**Your goal:**
Check each line of the data below for the word "being", then extract the ones that have it.

=== Supplied material ===

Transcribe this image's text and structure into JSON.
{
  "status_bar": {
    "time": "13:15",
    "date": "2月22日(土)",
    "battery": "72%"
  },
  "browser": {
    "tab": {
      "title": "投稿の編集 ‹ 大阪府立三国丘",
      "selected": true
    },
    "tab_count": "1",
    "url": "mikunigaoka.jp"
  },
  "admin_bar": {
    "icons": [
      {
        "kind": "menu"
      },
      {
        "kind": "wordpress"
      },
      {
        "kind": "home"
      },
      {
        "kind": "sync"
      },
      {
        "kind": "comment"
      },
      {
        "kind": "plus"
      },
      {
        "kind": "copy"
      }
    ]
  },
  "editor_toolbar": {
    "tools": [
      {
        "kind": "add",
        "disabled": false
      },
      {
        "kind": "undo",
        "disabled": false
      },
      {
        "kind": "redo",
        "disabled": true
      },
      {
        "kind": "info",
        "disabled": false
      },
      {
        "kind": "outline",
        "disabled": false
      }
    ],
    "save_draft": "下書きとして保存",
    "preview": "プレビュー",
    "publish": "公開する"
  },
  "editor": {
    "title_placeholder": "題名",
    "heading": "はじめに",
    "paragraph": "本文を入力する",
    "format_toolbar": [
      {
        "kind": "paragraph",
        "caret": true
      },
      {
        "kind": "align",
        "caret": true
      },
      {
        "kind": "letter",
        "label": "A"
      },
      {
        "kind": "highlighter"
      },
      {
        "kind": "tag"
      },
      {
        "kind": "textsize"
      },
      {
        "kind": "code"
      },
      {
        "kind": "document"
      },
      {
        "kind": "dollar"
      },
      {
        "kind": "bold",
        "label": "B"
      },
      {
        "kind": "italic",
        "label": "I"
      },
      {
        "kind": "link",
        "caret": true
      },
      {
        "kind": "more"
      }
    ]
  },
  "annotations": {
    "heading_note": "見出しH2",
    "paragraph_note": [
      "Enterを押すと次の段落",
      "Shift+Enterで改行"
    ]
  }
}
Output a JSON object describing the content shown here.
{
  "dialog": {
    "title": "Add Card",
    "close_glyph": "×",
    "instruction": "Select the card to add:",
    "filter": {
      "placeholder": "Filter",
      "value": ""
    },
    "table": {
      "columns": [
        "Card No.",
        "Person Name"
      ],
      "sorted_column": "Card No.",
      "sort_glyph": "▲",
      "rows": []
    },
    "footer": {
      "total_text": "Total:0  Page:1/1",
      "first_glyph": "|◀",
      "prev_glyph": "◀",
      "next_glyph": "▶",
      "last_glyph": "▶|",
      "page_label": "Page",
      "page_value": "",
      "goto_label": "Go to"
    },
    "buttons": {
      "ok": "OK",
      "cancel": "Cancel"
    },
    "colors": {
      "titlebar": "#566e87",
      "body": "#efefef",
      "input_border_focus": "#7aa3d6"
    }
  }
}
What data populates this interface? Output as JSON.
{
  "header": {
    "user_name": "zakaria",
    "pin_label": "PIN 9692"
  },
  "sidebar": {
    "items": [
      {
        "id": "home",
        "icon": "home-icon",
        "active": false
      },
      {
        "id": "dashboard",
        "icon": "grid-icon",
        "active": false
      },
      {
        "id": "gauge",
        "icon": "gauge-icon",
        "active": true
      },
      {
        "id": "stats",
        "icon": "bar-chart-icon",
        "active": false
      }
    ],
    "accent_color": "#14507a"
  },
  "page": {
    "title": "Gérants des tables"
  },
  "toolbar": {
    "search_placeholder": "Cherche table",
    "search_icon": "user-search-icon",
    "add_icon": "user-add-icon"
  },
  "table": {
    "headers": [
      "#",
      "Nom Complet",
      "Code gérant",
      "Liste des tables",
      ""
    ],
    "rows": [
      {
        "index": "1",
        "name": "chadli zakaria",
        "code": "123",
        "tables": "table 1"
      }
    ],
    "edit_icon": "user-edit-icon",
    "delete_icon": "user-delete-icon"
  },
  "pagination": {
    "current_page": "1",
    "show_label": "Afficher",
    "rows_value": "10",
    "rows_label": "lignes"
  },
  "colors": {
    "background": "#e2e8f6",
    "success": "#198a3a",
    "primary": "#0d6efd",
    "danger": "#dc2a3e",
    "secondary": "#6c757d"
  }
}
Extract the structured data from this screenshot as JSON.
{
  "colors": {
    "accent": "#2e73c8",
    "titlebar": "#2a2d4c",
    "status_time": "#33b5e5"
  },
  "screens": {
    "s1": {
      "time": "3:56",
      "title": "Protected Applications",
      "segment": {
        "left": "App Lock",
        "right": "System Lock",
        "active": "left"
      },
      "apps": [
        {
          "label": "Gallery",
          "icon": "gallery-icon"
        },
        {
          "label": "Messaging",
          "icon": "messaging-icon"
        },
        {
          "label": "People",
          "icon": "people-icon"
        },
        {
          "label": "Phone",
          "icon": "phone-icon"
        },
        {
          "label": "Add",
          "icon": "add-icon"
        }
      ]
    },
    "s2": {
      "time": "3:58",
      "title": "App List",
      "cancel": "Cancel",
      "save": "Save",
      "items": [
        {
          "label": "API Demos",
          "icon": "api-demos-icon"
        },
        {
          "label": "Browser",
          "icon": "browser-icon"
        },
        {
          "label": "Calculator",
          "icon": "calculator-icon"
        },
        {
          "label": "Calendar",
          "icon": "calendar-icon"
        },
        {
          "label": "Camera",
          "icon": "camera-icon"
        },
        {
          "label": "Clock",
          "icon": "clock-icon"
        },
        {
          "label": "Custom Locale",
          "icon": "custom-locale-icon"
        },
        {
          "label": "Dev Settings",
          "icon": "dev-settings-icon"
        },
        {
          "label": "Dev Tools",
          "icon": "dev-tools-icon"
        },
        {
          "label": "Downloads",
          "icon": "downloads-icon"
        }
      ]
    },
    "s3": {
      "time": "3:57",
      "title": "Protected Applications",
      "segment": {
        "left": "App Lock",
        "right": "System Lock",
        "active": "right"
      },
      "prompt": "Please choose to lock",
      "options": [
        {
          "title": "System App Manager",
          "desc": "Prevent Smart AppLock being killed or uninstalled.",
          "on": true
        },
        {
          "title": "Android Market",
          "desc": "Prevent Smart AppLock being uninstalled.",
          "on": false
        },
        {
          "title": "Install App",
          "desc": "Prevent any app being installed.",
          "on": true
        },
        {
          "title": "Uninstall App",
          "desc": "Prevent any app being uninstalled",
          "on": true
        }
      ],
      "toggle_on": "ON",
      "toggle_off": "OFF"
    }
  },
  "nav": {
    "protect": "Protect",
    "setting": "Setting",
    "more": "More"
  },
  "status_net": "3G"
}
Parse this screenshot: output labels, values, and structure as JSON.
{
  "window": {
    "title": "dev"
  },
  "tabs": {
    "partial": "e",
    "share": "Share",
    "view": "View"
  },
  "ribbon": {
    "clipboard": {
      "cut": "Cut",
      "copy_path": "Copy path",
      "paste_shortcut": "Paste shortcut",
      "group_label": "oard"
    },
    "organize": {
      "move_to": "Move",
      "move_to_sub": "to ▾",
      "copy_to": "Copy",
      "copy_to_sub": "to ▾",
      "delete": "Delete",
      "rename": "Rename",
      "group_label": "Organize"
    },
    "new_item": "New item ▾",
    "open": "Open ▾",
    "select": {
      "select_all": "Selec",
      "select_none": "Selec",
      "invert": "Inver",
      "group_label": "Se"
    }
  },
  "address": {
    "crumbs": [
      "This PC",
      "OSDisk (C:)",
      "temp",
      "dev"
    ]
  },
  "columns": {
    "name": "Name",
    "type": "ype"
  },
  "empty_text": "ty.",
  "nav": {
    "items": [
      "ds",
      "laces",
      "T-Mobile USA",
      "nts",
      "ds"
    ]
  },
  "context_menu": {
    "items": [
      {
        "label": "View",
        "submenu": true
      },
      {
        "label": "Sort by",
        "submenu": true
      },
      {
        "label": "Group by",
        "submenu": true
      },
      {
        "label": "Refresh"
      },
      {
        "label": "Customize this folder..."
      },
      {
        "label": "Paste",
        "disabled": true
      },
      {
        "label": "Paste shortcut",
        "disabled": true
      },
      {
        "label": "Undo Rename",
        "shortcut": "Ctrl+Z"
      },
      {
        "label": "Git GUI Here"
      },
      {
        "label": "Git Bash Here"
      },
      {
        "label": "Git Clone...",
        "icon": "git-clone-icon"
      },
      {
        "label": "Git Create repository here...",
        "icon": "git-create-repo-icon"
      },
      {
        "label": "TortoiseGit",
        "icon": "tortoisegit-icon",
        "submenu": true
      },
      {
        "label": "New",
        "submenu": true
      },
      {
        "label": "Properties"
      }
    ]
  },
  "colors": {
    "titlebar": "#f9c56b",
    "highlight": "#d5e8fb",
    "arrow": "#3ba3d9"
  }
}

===

**Result of this task:**
          "desc": "Prevent Smart AppLock being killed or uninstalled.",
          "desc": "Prevent Smart AppLock being uninstalled.",
          "desc": "Prevent any app being installed.",
          "desc": "Prevent any app being uninstalled",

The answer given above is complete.